Also by agreement, jurors can be recruited with specified professional expertise or personal experience if there are concerns that the case issues may be too complicated for an ordinary lay jury. For example, jurors with more medical experience can be sought for a medical negligence case, engineers for a product liability case, or individuals with business experience for a contract case.
By agreement between the parties, certain evidentiary shortcuts can also be taken, including neutral tutorials to get jurors up to speed more quickly. This has already been used with great success in federal courts in the Northern District of California, which routinely give a preliminary instruction on patents to jurors to help provide context for those claims. The parties can also stipulate to evidence summaries, allowing witness narrative answers, or written summaries of testimony or evidence for the jury’s consideration.
Although it is more unusual, private jurors can also fill out carefully designed questionnaires to determine what they see as the strong, weak and confusing issues in the case at various points prior to verdict, such as after opening statement, selected witnesses or closing arguments. Based on this interim feedback, parties could either adjust their presentations or resolve the case. With the agreement of the private judge, the parties can also agree to other procedures to minimize the risks of a public jury trial, such as a high-low agreement between the parties.
When looking at the relative costs of a private vs. a public jury trial, it may initially appear as if a private trial would be more expensive. But if the parties are paying attorneys and experts, the cost savings in conducting a private trial can be significant.
Think of a public trial these days. Many courts only get four hours of trial time in a day and some only conduct trials three or four days a week. This means that if each side has twenty hours of trial time, they are looking at two to three weeks of trial, with the attorneys usually billing for the entire day and weekends as they prepare for the following day.
However, as a private judge does not have to hear other matters, take an hour-and-a-half lunch break or end at a certain time, a private jury can clock eight hours of trial time per day. That means 40 total hours of trial time results in only five to six days of a private jury trial. When you compare three weeks vs. six days of trial, the cost savings can be significant.
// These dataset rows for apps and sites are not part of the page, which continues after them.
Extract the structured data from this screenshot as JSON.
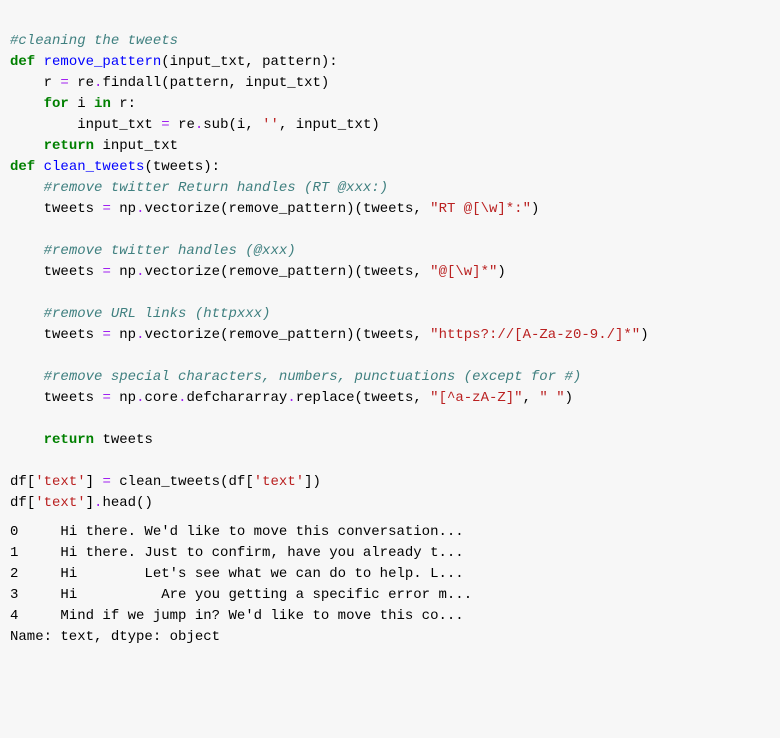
{
  "code": {
    "c1": "#cleaning the tweets",
    "l2_def": "def",
    "l2_fn": "remove_pattern",
    "l2_p1": "input_txt",
    "l2_p2": "pattern",
    "l3_var": "r",
    "l3_eq": "=",
    "l3_mod": "re",
    "l3_dot": ".",
    "l3_call": "findall",
    "l3_a1": "pattern",
    "l3_a2": "input_txt",
    "l4_for": "for",
    "l4_i": "i",
    "l4_in": "in",
    "l4_r": "r",
    "l5_var": "input_txt",
    "l5_eq": "=",
    "l5_mod": "re",
    "l5_dot": ".",
    "l5_call": "sub",
    "l5_a1": "i",
    "l5_a2": "''",
    "l5_a3": "input_txt",
    "l6_ret": "return",
    "l6_val": "input_txt",
    "l7_def": "def",
    "l7_fn": "clean_tweets",
    "l7_p1": "tweets",
    "c8": "#remove twitter Return handles (RT @xxx:)",
    "l9_var": "tweets",
    "l9_eq": "=",
    "l9_np": "np",
    "l9_dot1": ".",
    "l9_vec": "vectorize",
    "l9_rp": "remove_pattern",
    "l9_a1": "tweets",
    "l9_s": "\"RT @[\\w]*:\"",
    "c11": "#remove twitter handles (@xxx)",
    "l12_var": "tweets",
    "l12_eq": "=",
    "l12_np": "np",
    "l12_dot1": ".",
    "l12_vec": "vectorize",
    "l12_rp": "remove_pattern",
    "l12_a1": "tweets",
    "l12_s": "\"@[\\w]*\"",
    "c14": "#remove URL links (httpxxx)",
    "l15_var": "tweets",
    "l15_eq": "=",
    "l15_np": "np",
    "l15_dot1": ".",
    "l15_vec": "vectorize",
    "l15_rp": "remove_pattern",
    "l15_a1": "tweets",
    "l15_s": "\"https?://[A-Za-z0-9./]*\"",
    "c17": "#remove special characters, numbers, punctuations (except for #)",
    "l18_var": "tweets",
    "l18_eq": "=",
    "l18_np": "np",
    "l18_dot1": ".",
    "l18_core": "core",
    "l18_dot2": ".",
    "l18_dca": "defchararray",
    "l18_dot3": ".",
    "l18_rep": "replace",
    "l18_a1": "tweets",
    "l18_s1": "\"[^a-zA-Z]\"",
    "l18_s2": "\" \"",
    "l20_ret": "return",
    "l20_val": "tweets",
    "l22_df": "df",
    "l22_k": "'text'",
    "l22_eq": "=",
    "l22_fn": "clean_tweets",
    "l22_df2": "df",
    "l22_k2": "'text'",
    "l23_df": "df",
    "l23_k": "'text'",
    "l23_dot": ".",
    "l23_head": "head"
  },
  "output": {
    "rows": [
      {
        "idx": "0",
        "text": "Hi there. We'd like to move this conversation..."
      },
      {
        "idx": "1",
        "text": "Hi there. Just to confirm, have you already t..."
      },
      {
        "idx": "2",
        "text": "Hi        Let's see what we can do to help. L..."
      },
      {
        "idx": "3",
        "text": "Hi          Are you getting a specific error m..."
      },
      {
        "idx": "4",
        "text": "Mind if we jump in? We'd like to move this co..."
      }
    ],
    "footer": "Name: text, dtype: object"
  }
}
And since private jurors are paid better than the paltry sums given to public jurors, they are more likely to sustain their attention in a longer trial day.
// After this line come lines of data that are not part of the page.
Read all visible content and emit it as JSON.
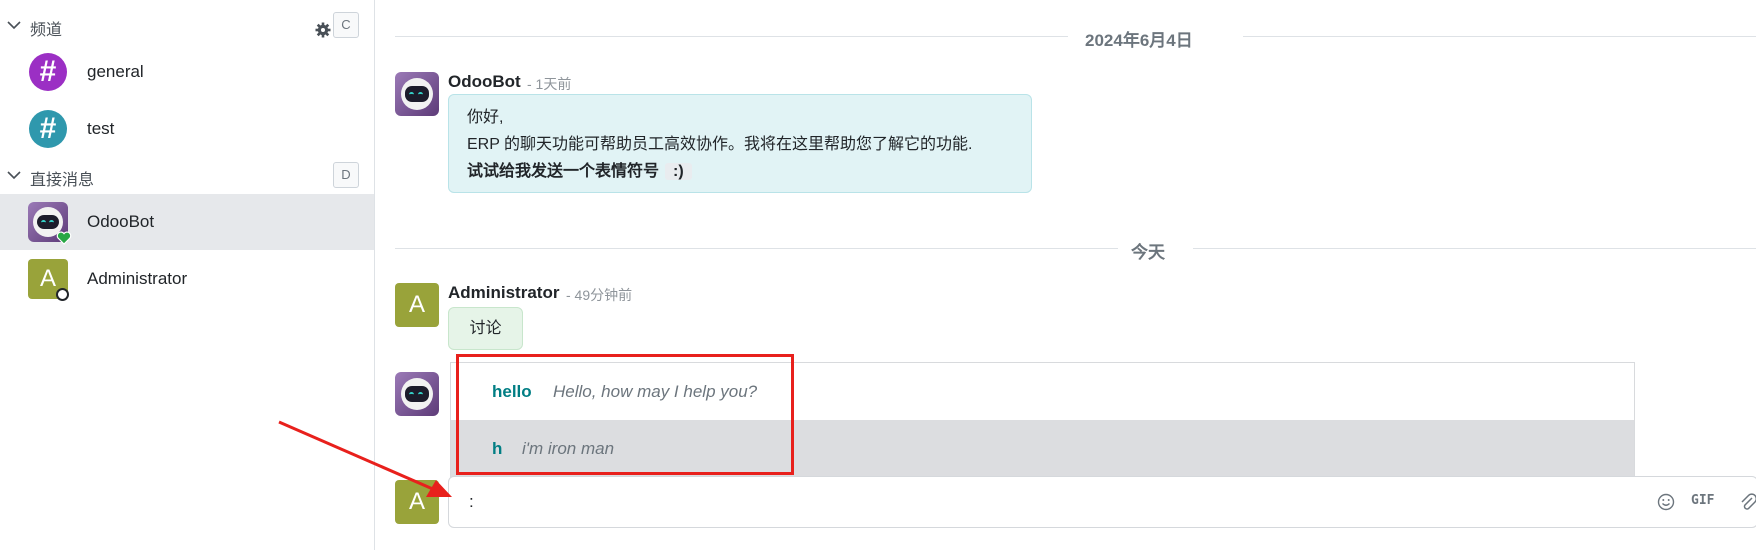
{
  "sidebar": {
    "channels_header": "频道",
    "channels_hotkey": "C",
    "channels": [
      {
        "label": "general",
        "color": "#9b2fc4"
      },
      {
        "label": "test",
        "color": "#2f98ad"
      }
    ],
    "dm_header": "直接消息",
    "dm_hotkey": "D",
    "dms": [
      {
        "label": "OdooBot",
        "status": "online",
        "status_color": "#28a745"
      },
      {
        "label": "Administrator",
        "avatar_letter": "A",
        "status": "offline"
      }
    ]
  },
  "thread": {
    "date_separator_1": "2024年6月4日",
    "date_separator_2": "今天",
    "messages": [
      {
        "author": "OdooBot",
        "meta": "- 1天前",
        "lines": [
          "你好,",
          "ERP 的聊天功能可帮助员工高效协作。我将在这里帮助您了解它的功能."
        ],
        "bold_line": "试试给我发送一个表情符号",
        "code": ":)"
      },
      {
        "author": "Administrator",
        "avatar_letter": "A",
        "meta": "- 49分钟前",
        "text": "讨论"
      }
    ]
  },
  "suggestions": [
    {
      "key": "hello",
      "value": "Hello, how may I help you?",
      "highlighted": false
    },
    {
      "key": "h",
      "value": "i'm iron man",
      "highlighted": true
    }
  ],
  "composer": {
    "avatar_letter": "A",
    "value": ":",
    "gif_label": "GIF",
    "icons": [
      "smiley-icon",
      "gif-icon",
      "paperclip-icon"
    ]
  },
  "colors": {
    "accent": "#017e84",
    "annotation_red": "#e8201c"
  }
}
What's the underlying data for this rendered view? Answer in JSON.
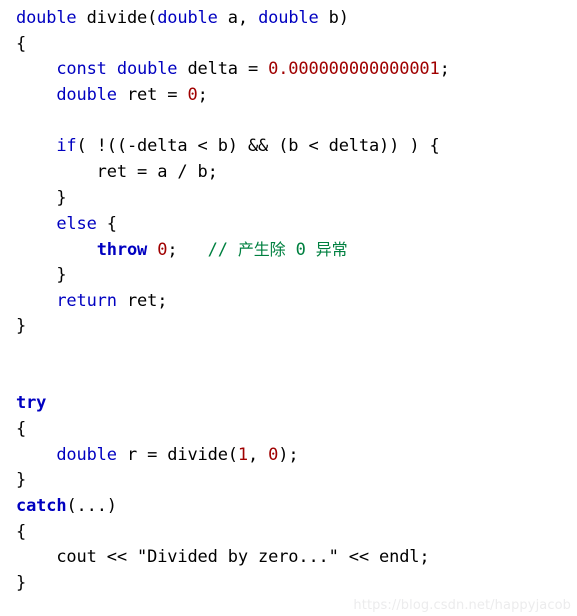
{
  "page": {
    "kind": "code-snippet-image",
    "language": "cpp",
    "background_color": "#ffffff",
    "colors": {
      "plain": "#000000",
      "keyword": "#0000c0",
      "number": "#a00000",
      "comment": "#008040",
      "watermark": "#ececed"
    }
  },
  "watermark": {
    "text": "https://blog.csdn.net/happyjacob"
  },
  "code": {
    "lines": [
      {
        "index": 1,
        "text": "double divide(double a, double b)",
        "tokens": [
          {
            "t": "double",
            "c": "kw"
          },
          {
            "t": " divide(",
            "c": "plain"
          },
          {
            "t": "double",
            "c": "kw"
          },
          {
            "t": " a, ",
            "c": "plain"
          },
          {
            "t": "double",
            "c": "kw"
          },
          {
            "t": " b)",
            "c": "plain"
          }
        ]
      },
      {
        "index": 2,
        "text": "{",
        "tokens": [
          {
            "t": "{",
            "c": "plain"
          }
        ]
      },
      {
        "index": 3,
        "text": "    const double delta = 0.000000000000001;",
        "tokens": [
          {
            "t": "    ",
            "c": "plain"
          },
          {
            "t": "const double",
            "c": "kw"
          },
          {
            "t": " delta = ",
            "c": "plain"
          },
          {
            "t": "0.000000000000001",
            "c": "num"
          },
          {
            "t": ";",
            "c": "plain"
          }
        ]
      },
      {
        "index": 4,
        "text": "    double ret = 0;",
        "tokens": [
          {
            "t": "    ",
            "c": "plain"
          },
          {
            "t": "double",
            "c": "kw"
          },
          {
            "t": " ret = ",
            "c": "plain"
          },
          {
            "t": "0",
            "c": "num"
          },
          {
            "t": ";",
            "c": "plain"
          }
        ]
      },
      {
        "index": 5,
        "text": "",
        "tokens": [
          {
            "t": " ",
            "c": "plain"
          }
        ]
      },
      {
        "index": 6,
        "text": "    if( !((-delta < b) && (b < delta)) ) {",
        "tokens": [
          {
            "t": "    ",
            "c": "plain"
          },
          {
            "t": "if",
            "c": "kw"
          },
          {
            "t": "( !((-delta < b) && (b < delta)) ) {",
            "c": "plain"
          }
        ]
      },
      {
        "index": 7,
        "text": "        ret = a / b;",
        "tokens": [
          {
            "t": "        ret = a / b;",
            "c": "plain"
          }
        ]
      },
      {
        "index": 8,
        "text": "    }",
        "tokens": [
          {
            "t": "    }",
            "c": "plain"
          }
        ]
      },
      {
        "index": 9,
        "text": "    else {",
        "tokens": [
          {
            "t": "    ",
            "c": "plain"
          },
          {
            "t": "else",
            "c": "kw"
          },
          {
            "t": " {",
            "c": "plain"
          }
        ]
      },
      {
        "index": 10,
        "text": "        throw 0;   // 产生除 0 异常",
        "tokens": [
          {
            "t": "        ",
            "c": "plain"
          },
          {
            "t": "throw",
            "c": "kw-b"
          },
          {
            "t": " ",
            "c": "plain"
          },
          {
            "t": "0",
            "c": "num"
          },
          {
            "t": ";   ",
            "c": "plain"
          },
          {
            "t": "// ",
            "c": "comment"
          },
          {
            "t": "产生除",
            "c": "comment-cjk"
          },
          {
            "t": " 0 ",
            "c": "comment"
          },
          {
            "t": "异常",
            "c": "comment-cjk"
          }
        ]
      },
      {
        "index": 11,
        "text": "    }",
        "tokens": [
          {
            "t": "    }",
            "c": "plain"
          }
        ]
      },
      {
        "index": 12,
        "text": "    return ret;",
        "tokens": [
          {
            "t": "    ",
            "c": "plain"
          },
          {
            "t": "return",
            "c": "kw"
          },
          {
            "t": " ret;",
            "c": "plain"
          }
        ]
      },
      {
        "index": 13,
        "text": "}",
        "tokens": [
          {
            "t": "}",
            "c": "plain"
          }
        ]
      },
      {
        "index": 14,
        "text": "",
        "tokens": [
          {
            "t": " ",
            "c": "plain"
          }
        ]
      },
      {
        "index": 15,
        "text": "",
        "tokens": [
          {
            "t": " ",
            "c": "plain"
          }
        ]
      },
      {
        "index": 16,
        "text": "try",
        "tokens": [
          {
            "t": "try",
            "c": "kw-b"
          }
        ]
      },
      {
        "index": 17,
        "text": "{",
        "tokens": [
          {
            "t": "{",
            "c": "plain"
          }
        ]
      },
      {
        "index": 18,
        "text": "    double r = divide(1, 0);",
        "tokens": [
          {
            "t": "    ",
            "c": "plain"
          },
          {
            "t": "double",
            "c": "kw"
          },
          {
            "t": " r = divide(",
            "c": "plain"
          },
          {
            "t": "1",
            "c": "num"
          },
          {
            "t": ", ",
            "c": "plain"
          },
          {
            "t": "0",
            "c": "num"
          },
          {
            "t": ");",
            "c": "plain"
          }
        ]
      },
      {
        "index": 19,
        "text": "}",
        "tokens": [
          {
            "t": "}",
            "c": "plain"
          }
        ]
      },
      {
        "index": 20,
        "text": "catch(...)",
        "tokens": [
          {
            "t": "catch",
            "c": "kw-b"
          },
          {
            "t": "(...)",
            "c": "plain"
          }
        ]
      },
      {
        "index": 21,
        "text": "{",
        "tokens": [
          {
            "t": "{",
            "c": "plain"
          }
        ]
      },
      {
        "index": 22,
        "text": "    cout << \"Divided by zero...\" << endl;",
        "tokens": [
          {
            "t": "    cout << \"Divided by zero...\" << endl;",
            "c": "plain"
          }
        ]
      },
      {
        "index": 23,
        "text": "}",
        "tokens": [
          {
            "t": "}",
            "c": "plain"
          }
        ]
      }
    ]
  }
}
There are additional cost savings in the elimination of the delayed motions, postponed hearings and restarts that occur in a public trial as the court juggles its own scant resources.
Private jury trials are certainly not for every case and should not supplant public jury trials as one of the cornerstones of American democracy. These private trials need greater preparation and cooperation between the litigants in order to contain costs, thereby creating greater efficiency.
However, with some recent polls finding that more than three quarters of those who participate in the system are unhappy with the current model of civil justice, it is important to look for innovations to relieve our overburdened courts. Judge Judith Chirlin, Executive Director of the Western Center for Justice, has stated, “In these days of significantly reduced resources in the courts, there needs to be an alternative where parties can have their matters heard in an economical and efficient manner. Private jury trials can be one of those alternatives.”
Richard Gabriel is President of Decision Analysis, a national trial consulting company in Los Angeles. He an author of Jury Selection: Science and Strategy and the innovator of Jury Mediation, a new dispute resolution tool.